» The records:
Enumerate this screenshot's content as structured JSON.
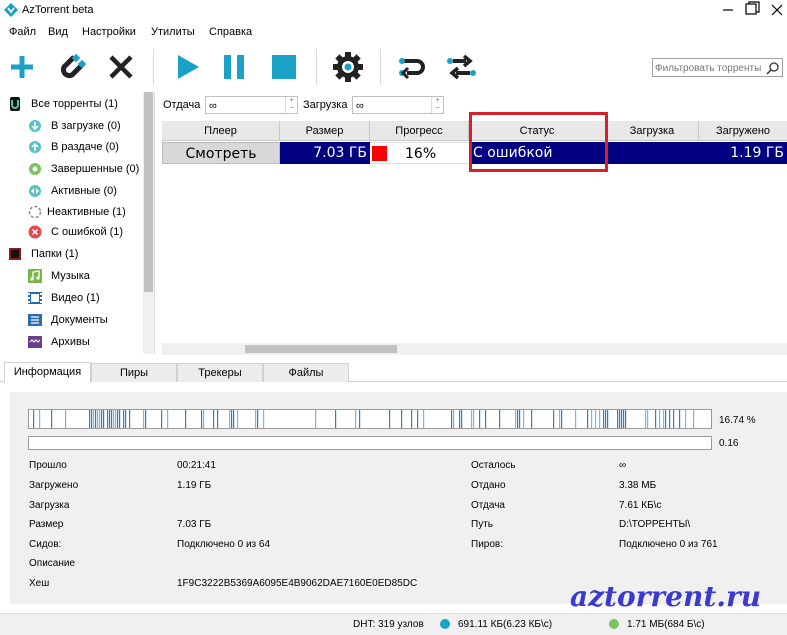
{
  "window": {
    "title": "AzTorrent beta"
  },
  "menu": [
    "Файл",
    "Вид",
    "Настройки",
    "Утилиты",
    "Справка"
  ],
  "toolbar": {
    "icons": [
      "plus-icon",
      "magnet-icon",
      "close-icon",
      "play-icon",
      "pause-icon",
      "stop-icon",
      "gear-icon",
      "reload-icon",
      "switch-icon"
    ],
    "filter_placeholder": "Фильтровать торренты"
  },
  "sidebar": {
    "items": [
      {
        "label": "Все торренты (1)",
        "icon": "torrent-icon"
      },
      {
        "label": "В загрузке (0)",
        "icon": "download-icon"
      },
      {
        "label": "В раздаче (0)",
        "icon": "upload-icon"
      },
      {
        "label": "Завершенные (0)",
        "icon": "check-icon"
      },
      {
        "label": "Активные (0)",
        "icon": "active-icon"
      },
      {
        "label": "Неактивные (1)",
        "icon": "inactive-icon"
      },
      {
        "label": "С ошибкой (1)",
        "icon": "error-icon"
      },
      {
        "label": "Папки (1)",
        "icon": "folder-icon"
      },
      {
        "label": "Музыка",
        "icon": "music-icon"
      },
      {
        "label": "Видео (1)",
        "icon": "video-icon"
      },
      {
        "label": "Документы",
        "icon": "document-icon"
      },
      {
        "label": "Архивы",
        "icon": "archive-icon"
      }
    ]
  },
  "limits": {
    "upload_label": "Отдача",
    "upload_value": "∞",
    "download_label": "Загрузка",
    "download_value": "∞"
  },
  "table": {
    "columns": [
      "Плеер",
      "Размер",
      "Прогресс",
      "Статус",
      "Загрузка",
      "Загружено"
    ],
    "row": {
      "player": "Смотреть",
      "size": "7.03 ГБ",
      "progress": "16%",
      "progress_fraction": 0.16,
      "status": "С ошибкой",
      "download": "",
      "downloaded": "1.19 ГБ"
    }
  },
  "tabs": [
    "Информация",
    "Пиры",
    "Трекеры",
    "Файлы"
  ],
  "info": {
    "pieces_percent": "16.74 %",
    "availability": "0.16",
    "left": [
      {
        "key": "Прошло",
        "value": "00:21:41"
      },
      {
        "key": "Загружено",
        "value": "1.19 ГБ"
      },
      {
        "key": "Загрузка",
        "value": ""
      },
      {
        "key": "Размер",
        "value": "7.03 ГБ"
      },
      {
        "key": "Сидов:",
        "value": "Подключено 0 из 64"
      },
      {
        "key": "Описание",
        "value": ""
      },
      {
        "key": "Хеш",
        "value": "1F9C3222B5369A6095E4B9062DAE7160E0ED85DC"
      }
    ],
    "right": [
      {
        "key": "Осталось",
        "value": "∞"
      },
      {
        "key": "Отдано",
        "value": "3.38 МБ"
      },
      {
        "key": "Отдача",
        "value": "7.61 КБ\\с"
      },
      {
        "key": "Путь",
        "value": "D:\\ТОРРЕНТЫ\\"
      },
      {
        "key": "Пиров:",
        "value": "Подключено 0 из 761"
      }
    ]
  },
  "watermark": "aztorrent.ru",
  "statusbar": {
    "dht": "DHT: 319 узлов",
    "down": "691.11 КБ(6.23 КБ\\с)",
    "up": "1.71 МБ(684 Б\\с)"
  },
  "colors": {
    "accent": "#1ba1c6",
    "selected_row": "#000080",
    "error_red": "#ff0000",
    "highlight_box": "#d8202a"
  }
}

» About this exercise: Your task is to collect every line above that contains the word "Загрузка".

» Written response:
    "download_label": "Загрузка",
      "Загрузка",
        "key": "Загрузка",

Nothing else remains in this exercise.